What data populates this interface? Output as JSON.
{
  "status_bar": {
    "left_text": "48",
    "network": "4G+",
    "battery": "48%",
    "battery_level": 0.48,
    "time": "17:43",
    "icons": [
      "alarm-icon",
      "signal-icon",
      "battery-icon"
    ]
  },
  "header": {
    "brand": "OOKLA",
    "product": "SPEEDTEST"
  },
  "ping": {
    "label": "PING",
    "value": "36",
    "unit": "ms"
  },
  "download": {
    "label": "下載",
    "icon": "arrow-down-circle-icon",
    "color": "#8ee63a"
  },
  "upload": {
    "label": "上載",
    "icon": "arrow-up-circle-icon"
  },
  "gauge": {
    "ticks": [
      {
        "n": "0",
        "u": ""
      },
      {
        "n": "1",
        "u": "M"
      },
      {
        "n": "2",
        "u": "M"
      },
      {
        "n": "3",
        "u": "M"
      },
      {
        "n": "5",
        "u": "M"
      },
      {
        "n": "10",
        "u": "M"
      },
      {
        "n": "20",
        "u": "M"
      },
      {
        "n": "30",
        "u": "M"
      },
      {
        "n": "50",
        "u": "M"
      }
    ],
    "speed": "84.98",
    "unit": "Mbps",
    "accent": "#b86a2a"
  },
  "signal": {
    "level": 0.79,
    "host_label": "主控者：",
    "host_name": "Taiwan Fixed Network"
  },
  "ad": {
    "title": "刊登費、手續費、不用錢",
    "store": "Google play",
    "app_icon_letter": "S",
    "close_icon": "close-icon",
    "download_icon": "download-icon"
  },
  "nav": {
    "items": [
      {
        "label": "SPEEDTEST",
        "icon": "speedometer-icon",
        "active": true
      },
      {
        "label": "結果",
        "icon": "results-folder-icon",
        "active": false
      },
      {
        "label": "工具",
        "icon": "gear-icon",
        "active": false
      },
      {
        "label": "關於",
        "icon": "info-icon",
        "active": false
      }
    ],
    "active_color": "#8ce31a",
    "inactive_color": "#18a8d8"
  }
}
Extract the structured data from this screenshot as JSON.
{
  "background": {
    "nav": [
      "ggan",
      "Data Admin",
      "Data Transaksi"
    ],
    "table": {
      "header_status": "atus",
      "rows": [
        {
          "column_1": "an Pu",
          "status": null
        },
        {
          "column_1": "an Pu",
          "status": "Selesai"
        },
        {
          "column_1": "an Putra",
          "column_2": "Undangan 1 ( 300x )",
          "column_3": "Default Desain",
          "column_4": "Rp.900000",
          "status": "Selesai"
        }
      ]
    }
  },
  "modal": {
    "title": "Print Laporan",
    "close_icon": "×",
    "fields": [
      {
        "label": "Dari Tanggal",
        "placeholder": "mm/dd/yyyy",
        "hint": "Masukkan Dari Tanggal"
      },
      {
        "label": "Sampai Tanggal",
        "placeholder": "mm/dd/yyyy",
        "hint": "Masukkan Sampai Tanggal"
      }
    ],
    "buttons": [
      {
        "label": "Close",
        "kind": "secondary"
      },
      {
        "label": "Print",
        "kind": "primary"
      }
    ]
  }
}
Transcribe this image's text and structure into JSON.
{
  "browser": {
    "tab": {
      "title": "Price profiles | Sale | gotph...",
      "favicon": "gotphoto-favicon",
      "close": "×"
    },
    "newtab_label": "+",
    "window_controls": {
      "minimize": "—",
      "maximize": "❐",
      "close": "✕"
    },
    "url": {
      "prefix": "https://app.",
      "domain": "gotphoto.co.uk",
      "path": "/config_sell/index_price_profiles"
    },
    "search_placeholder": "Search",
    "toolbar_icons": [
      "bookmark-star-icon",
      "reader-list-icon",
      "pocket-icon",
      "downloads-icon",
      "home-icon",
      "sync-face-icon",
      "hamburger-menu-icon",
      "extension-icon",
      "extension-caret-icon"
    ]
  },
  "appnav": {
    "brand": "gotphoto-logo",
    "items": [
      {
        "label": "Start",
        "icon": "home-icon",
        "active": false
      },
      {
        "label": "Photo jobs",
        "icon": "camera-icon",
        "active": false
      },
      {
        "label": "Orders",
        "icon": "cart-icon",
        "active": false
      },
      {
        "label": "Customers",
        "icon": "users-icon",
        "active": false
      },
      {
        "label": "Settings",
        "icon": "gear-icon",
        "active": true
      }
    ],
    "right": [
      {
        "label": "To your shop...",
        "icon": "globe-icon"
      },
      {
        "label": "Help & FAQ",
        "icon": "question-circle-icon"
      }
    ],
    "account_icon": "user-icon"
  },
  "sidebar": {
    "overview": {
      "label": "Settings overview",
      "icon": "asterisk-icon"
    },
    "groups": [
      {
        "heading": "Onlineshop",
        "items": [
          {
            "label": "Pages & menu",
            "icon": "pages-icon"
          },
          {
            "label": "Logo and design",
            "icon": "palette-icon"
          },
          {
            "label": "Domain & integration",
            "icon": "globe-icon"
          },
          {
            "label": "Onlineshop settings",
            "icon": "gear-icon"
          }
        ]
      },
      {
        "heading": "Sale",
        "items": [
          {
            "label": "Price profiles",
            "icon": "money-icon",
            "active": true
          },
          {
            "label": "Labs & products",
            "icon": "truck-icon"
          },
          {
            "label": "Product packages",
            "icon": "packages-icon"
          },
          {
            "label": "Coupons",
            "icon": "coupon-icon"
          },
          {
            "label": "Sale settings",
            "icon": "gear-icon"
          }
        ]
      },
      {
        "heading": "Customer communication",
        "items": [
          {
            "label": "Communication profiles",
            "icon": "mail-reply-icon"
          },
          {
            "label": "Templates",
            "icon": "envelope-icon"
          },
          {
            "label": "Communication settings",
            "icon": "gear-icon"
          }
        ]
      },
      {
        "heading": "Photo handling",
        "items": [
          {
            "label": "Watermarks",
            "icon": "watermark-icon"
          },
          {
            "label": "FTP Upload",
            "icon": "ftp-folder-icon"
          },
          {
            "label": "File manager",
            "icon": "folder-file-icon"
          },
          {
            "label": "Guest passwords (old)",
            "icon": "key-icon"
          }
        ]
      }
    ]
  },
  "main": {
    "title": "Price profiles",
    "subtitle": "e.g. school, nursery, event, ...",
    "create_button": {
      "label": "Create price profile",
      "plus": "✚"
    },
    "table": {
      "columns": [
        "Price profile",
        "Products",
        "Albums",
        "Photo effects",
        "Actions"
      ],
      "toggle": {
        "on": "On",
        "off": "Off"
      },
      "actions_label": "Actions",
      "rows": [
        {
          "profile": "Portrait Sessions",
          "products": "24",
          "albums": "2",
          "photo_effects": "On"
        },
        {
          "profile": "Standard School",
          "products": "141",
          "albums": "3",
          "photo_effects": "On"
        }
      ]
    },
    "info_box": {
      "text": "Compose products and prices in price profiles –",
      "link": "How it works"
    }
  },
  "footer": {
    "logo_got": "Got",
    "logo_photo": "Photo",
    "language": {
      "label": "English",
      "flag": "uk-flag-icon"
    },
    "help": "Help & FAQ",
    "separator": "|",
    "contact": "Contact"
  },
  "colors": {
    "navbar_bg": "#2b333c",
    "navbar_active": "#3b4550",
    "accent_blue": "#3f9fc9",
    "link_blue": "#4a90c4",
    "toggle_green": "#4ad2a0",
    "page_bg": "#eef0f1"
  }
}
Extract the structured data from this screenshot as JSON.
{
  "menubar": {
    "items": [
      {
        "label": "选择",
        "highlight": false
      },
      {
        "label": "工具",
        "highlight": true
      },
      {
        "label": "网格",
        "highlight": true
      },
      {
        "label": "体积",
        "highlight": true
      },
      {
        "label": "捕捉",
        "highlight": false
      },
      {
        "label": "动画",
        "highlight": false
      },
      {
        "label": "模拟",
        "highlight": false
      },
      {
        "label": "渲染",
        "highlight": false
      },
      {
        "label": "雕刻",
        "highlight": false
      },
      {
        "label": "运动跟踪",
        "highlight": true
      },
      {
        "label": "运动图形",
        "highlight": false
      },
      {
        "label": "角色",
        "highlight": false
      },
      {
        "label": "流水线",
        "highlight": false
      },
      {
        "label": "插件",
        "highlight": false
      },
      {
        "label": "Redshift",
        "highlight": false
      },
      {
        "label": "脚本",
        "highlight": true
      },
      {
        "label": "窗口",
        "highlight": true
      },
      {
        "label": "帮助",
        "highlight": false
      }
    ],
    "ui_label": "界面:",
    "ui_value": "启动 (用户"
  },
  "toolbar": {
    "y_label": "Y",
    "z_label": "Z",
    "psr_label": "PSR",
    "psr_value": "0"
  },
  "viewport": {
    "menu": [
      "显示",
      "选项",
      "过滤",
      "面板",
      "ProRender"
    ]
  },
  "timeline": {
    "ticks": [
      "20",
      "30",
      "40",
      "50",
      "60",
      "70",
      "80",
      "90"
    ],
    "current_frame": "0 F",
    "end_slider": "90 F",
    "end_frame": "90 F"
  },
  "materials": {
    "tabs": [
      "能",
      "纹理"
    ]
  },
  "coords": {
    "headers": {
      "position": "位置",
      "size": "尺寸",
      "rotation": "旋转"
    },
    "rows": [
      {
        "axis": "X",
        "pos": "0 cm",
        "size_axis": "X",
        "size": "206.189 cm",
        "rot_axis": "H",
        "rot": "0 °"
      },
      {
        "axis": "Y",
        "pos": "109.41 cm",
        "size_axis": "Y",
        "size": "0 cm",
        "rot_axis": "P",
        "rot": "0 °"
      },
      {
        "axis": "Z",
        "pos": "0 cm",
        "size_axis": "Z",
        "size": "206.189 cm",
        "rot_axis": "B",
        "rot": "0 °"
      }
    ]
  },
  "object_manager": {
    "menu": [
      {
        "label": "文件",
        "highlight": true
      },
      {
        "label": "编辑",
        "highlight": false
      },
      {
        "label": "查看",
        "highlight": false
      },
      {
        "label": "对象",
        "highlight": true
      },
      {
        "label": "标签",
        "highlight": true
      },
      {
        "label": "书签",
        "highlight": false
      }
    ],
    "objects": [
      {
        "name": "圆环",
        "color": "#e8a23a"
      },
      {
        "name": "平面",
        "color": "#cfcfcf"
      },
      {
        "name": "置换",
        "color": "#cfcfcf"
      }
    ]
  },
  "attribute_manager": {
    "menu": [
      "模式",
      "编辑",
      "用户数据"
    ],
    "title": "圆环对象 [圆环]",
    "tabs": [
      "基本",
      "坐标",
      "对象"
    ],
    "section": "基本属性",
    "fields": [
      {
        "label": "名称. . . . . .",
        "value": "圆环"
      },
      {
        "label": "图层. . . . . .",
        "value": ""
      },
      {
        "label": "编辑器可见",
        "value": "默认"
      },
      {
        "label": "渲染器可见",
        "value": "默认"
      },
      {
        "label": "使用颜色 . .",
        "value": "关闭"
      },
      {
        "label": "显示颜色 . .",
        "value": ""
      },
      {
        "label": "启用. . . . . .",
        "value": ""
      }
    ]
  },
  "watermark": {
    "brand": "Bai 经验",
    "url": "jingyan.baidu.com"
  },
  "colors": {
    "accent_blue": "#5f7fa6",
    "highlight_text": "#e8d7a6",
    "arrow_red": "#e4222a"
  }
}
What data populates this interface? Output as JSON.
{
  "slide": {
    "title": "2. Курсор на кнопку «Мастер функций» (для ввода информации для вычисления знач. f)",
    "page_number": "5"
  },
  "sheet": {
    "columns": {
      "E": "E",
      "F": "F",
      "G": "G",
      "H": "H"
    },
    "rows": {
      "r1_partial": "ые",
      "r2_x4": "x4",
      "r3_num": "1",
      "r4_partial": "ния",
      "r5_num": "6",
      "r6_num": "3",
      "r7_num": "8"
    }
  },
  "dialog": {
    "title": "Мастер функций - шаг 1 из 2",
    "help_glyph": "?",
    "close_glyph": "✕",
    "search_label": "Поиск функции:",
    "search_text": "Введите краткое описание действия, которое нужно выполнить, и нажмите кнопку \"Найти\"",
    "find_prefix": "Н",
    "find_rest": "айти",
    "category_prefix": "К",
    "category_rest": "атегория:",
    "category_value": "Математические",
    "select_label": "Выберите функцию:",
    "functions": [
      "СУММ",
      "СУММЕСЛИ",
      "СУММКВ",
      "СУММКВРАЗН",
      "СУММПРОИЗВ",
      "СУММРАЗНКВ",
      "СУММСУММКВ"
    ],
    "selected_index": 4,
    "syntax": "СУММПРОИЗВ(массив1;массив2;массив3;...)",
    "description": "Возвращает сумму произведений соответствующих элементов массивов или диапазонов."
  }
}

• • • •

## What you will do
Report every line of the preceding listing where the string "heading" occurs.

## Answer
        "heading": "Onlineshop",
        "heading": "Sale",
        "heading": "Customer communication",
        "heading": "Photo handling",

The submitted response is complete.